UN: Half of World’s Population Growth Is Likely to Occur in Africa
Nigeria will overtake the United States to become the third-most populous country in the world by 2050, according to a United Nations report. Currently the seventh-most populous country in the world, the West African nation is projected to surpass the 300 million people mark by 2050, according to The World Population Prospects 2017. The report predicted that the world population will hit a staggering 9.8 billion by 2050, and forecasted that over half of the expected growth between 2017 and 2050 is likely to occur in Africa. Here are five African countries that will contribute the most to the world’s population growth.

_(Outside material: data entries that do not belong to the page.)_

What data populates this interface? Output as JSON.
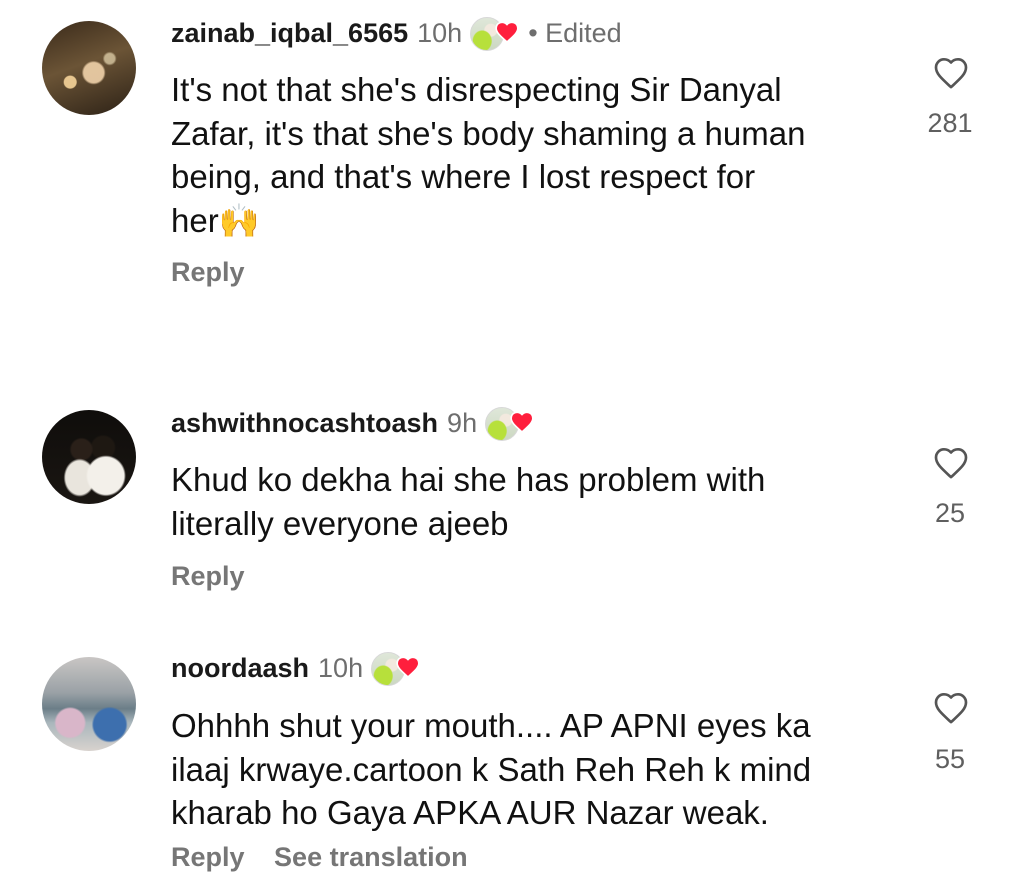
{
  "comments": [
    {
      "username": "zainab_iqbal_6565",
      "time": "10h",
      "edited": "• Edited",
      "text_lines": [
        "It's not that she's disrespecting Sir Danyal",
        "Zafar, it's that she's body shaming a human",
        "being, and that's where I lost respect for",
        "her🙌"
      ],
      "reply_label": "Reply",
      "like_count": "281",
      "like_icon": "heart-outline-icon",
      "liked_by_icon": "liked-by-creator-heart-icon"
    },
    {
      "username": "ashwithnocashtoash",
      "time": "9h",
      "text_lines": [
        "Khud ko dekha hai she has problem with",
        "literally everyone ajeeb"
      ],
      "reply_label": "Reply",
      "like_count": "25",
      "like_icon": "heart-outline-icon",
      "liked_by_icon": "liked-by-creator-heart-icon"
    },
    {
      "username": "noordaash",
      "time": "10h",
      "text_lines": [
        "Ohhhh shut your mouth.... AP APNI eyes ka",
        "ilaaj krwaye.cartoon k Sath Reh Reh k mind",
        "kharab ho Gaya APKA AUR Nazar weak."
      ],
      "reply_label": "Reply",
      "partial_action": "See translation",
      "like_count": "55",
      "like_icon": "heart-outline-icon",
      "liked_by_icon": "liked-by-creator-heart-icon"
    }
  ],
  "colors": {
    "text": "#111111",
    "secondary": "#6e6e6e",
    "heart_red": "#ff1f3d"
  }
}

CNN

Rhino Horn Auction to Go Ahead in South Africa after Court Lifts Ban on Sales
A rhino breeder in South Africa is planning an online auction of rhino horns to capitalize on a court ruling that opened the way to domestic trade despite an international ban imposed to curb poaching. The sale of rhino horns by breeder John Hume, to be held in August, will be used to “further fund the breeding and protection of rhinos,” according to an auction website. Hume has more than 1,500 rhinos on his ranch and spends over $170,000 a month on security for the animals, in addition to veterinary costs, salaries and other expenses, the auction website said. “Each rhino’s horn is safely and regularly trimmed by a veterinarian and capture team to prevent poachers from harming them,” it said, adding that Hume has a stockpile of more than six tonnes of rhino horns. The Guardian